--- MATERIAL SHOWN Enclosed Below ---

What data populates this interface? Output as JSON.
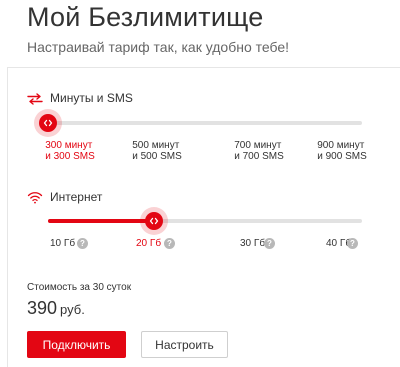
{
  "header": {
    "title": "Мой Безлимитище",
    "subtitle": "Настраивай тариф так, как удобно тебе!"
  },
  "minutes_sms": {
    "label": "Минуты и SMS",
    "icon": "arrows-swap-icon",
    "selected_index": 0,
    "options": [
      {
        "line1": "300 минут",
        "line2": "и 300 SMS"
      },
      {
        "line1": "500 минут",
        "line2": "и 500 SMS"
      },
      {
        "line1": "700 минут",
        "line2": "и 700 SMS"
      },
      {
        "line1": "900 минут",
        "line2": "и 900 SMS"
      }
    ]
  },
  "internet": {
    "label": "Интернет",
    "icon": "wifi-icon",
    "selected_index": 1,
    "options": [
      "10 Гб",
      "20 Гб",
      "30 Гб",
      "40 Гб"
    ],
    "info_glyph": "?"
  },
  "pricing": {
    "cost_label": "Стоимость за 30 суток",
    "price": "390",
    "currency": "руб."
  },
  "actions": {
    "connect_label": "Подключить",
    "configure_label": "Настроить"
  },
  "colors": {
    "accent": "#e30613",
    "track": "#e2e2e2",
    "text": "#333333",
    "muted": "#666666"
  }
}
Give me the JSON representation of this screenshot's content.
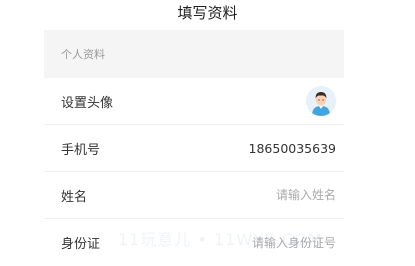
{
  "header": {
    "title": "填写资料"
  },
  "section": {
    "title": "个人资料"
  },
  "rows": {
    "avatar": {
      "label": "设置头像",
      "icon": "user-avatar-icon"
    },
    "phone": {
      "label": "手机号",
      "value": "18650035639"
    },
    "name": {
      "label": "姓名",
      "placeholder": "请输入姓名"
    },
    "id_card": {
      "label": "身份证",
      "placeholder": "请输入身份证号"
    }
  },
  "watermark": "11玩意儿 • 11WYX.COM",
  "colors": {
    "section_bg": "#f5f5f5",
    "avatar_bg": "#e7f1f9",
    "shirt": "#42a5e0"
  }
}
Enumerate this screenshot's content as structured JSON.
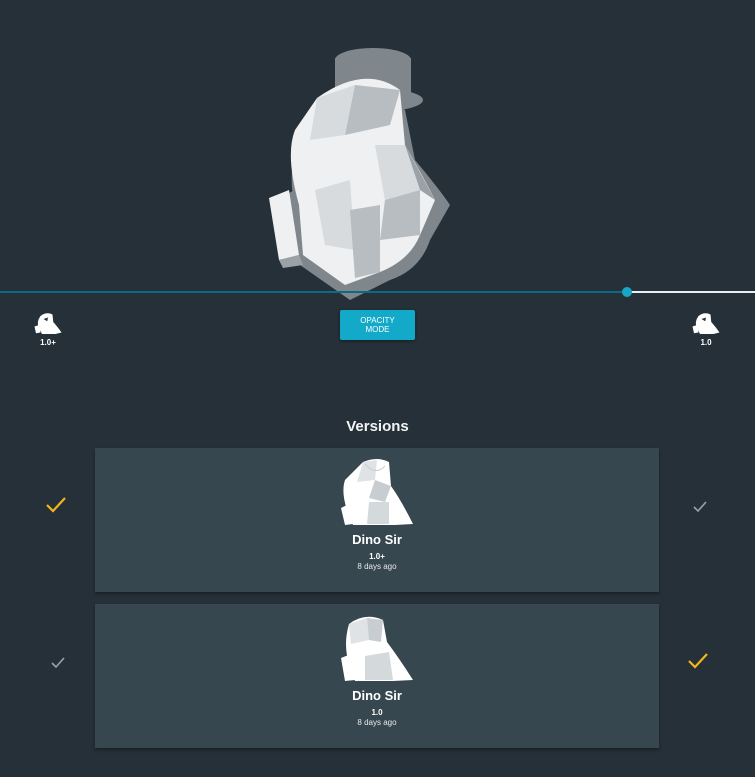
{
  "viewer": {
    "mode_button_label": "OPACITY\nMODE",
    "opacity_fraction": 0.83,
    "left_thumb_label": "1.0+",
    "right_thumb_label": "1.0"
  },
  "versions": {
    "title": "Versions",
    "items": [
      {
        "name": "Dino Sir",
        "version": "1.0+",
        "date": "8 days ago",
        "left_selected": true,
        "right_selected": false
      },
      {
        "name": "Dino Sir",
        "version": "1.0",
        "date": "8 days ago",
        "left_selected": false,
        "right_selected": true
      }
    ]
  },
  "colors": {
    "background": "#263038",
    "card": "#37474f",
    "accent": "#13a9c9",
    "selected_check": "#f2b51c",
    "unselected_check": "#9aa3a8"
  },
  "icons": {
    "thumbnail": "dino-icon",
    "selector": "check-icon"
  }
}
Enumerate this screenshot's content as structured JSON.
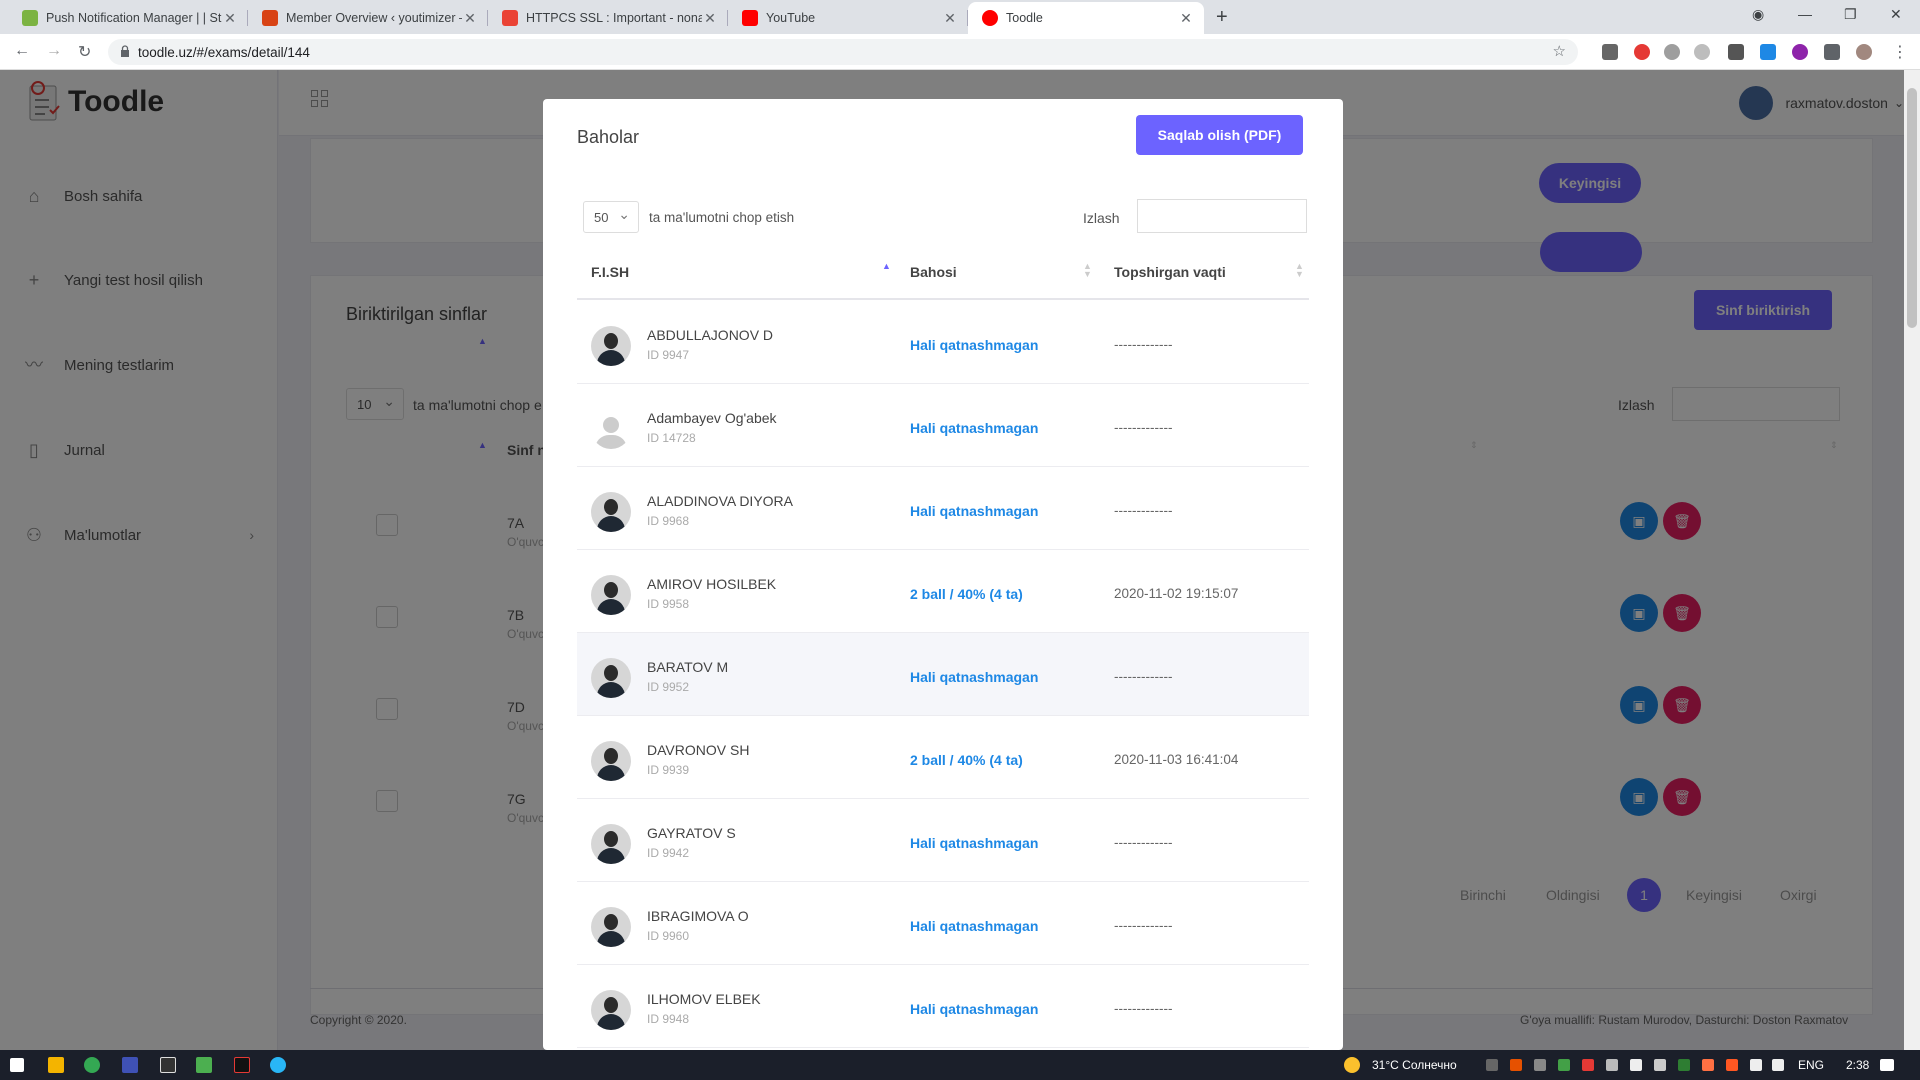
{
  "browser": {
    "tabs": [
      {
        "title": "Push Notification Manager | | Stu",
        "color": "#7cb342"
      },
      {
        "title": "Member Overview ‹ youtimizer –",
        "color": "#d84315"
      },
      {
        "title": "HTTPCS SSL : Important - nonam",
        "color": "#ea4335"
      },
      {
        "title": "YouTube",
        "color": "#ff0000"
      },
      {
        "title": "Toodle",
        "color": "#ff0000"
      }
    ],
    "url": "toodle.uz/#/exams/detail/144"
  },
  "app": {
    "brand": "Toodle",
    "sidebar": [
      {
        "label": "Bosh sahifa",
        "icon": "home-icon"
      },
      {
        "label": "Yangi test hosil qilish",
        "icon": "plus-icon"
      },
      {
        "label": "Mening testlarim",
        "icon": "chart-icon"
      },
      {
        "label": "Jurnal",
        "icon": "book-icon"
      },
      {
        "label": "Ma'lumotlar",
        "icon": "user-icon"
      }
    ],
    "user": "raxmatov.doston",
    "next_button": "Keyingisi",
    "classes_title": "Biriktirilgan sinflar",
    "assign_button": "Sinf biriktirish",
    "page_size": "10",
    "page_size_label": "ta ma'lumotni chop e",
    "search_label": "Izlash",
    "class_col": "Sinf n",
    "classes": [
      {
        "name": "7A",
        "sub": "O'quvc"
      },
      {
        "name": "7B",
        "sub": "O'quvc"
      },
      {
        "name": "7D",
        "sub": "O'quvc"
      },
      {
        "name": "7G",
        "sub": "O'quvc"
      }
    ],
    "pagination": {
      "first": "Birinchi",
      "prev": "Oldingisi",
      "current": "1",
      "next": "Keyingisi",
      "last": "Oxirgi"
    },
    "footer_left": "Copyright © 2020.",
    "footer_right": "G'oya muallifi: Rustam Murodov, Dasturchi: Doston Raxmatov"
  },
  "modal": {
    "title": "Baholar",
    "pdf_button": "Saqlab olish (PDF)",
    "page_size": "50",
    "page_size_label": "ta ma'lumotni chop etish",
    "search_label": "Izlash",
    "columns": [
      "F.I.SH",
      "Bahosi",
      "Topshirgan vaqti"
    ],
    "rows": [
      {
        "name": "ABDULLAJONOV D",
        "id": "ID 9947",
        "grade": "Hali qatnashmagan",
        "time": "-------------"
      },
      {
        "name": "Adambayev Og'abek",
        "id": "ID 14728",
        "grade": "Hali qatnashmagan",
        "time": "-------------"
      },
      {
        "name": "ALADDINOVA DIYORA",
        "id": "ID 9968",
        "grade": "Hali qatnashmagan",
        "time": "-------------"
      },
      {
        "name": "AMIROV HOSILBEK",
        "id": "ID 9958",
        "grade": "2 ball / 40% (4 ta)",
        "time": "2020-11-02 19:15:07"
      },
      {
        "name": "BARATOV M",
        "id": "ID 9952",
        "grade": "Hali qatnashmagan",
        "time": "-------------"
      },
      {
        "name": "DAVRONOV SH",
        "id": "ID 9939",
        "grade": "2 ball / 40% (4 ta)",
        "time": "2020-11-03 16:41:04"
      },
      {
        "name": "GAYRATOV S",
        "id": "ID 9942",
        "grade": "Hali qatnashmagan",
        "time": "-------------"
      },
      {
        "name": "IBRAGIMOVA O",
        "id": "ID 9960",
        "grade": "Hali qatnashmagan",
        "time": "-------------"
      },
      {
        "name": "ILHOMOV ELBEK",
        "id": "ID 9948",
        "grade": "Hali qatnashmagan",
        "time": "-------------"
      }
    ]
  },
  "taskbar": {
    "weather": "31°C  Солнечно",
    "lang": "ENG",
    "clock": "2:38"
  }
}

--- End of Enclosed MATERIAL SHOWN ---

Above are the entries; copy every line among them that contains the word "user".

### TASK RESPONSE:
      "icon": "user-avatar-icon"
        "icon": "user-icon"
    "user": "raxmatov.doston",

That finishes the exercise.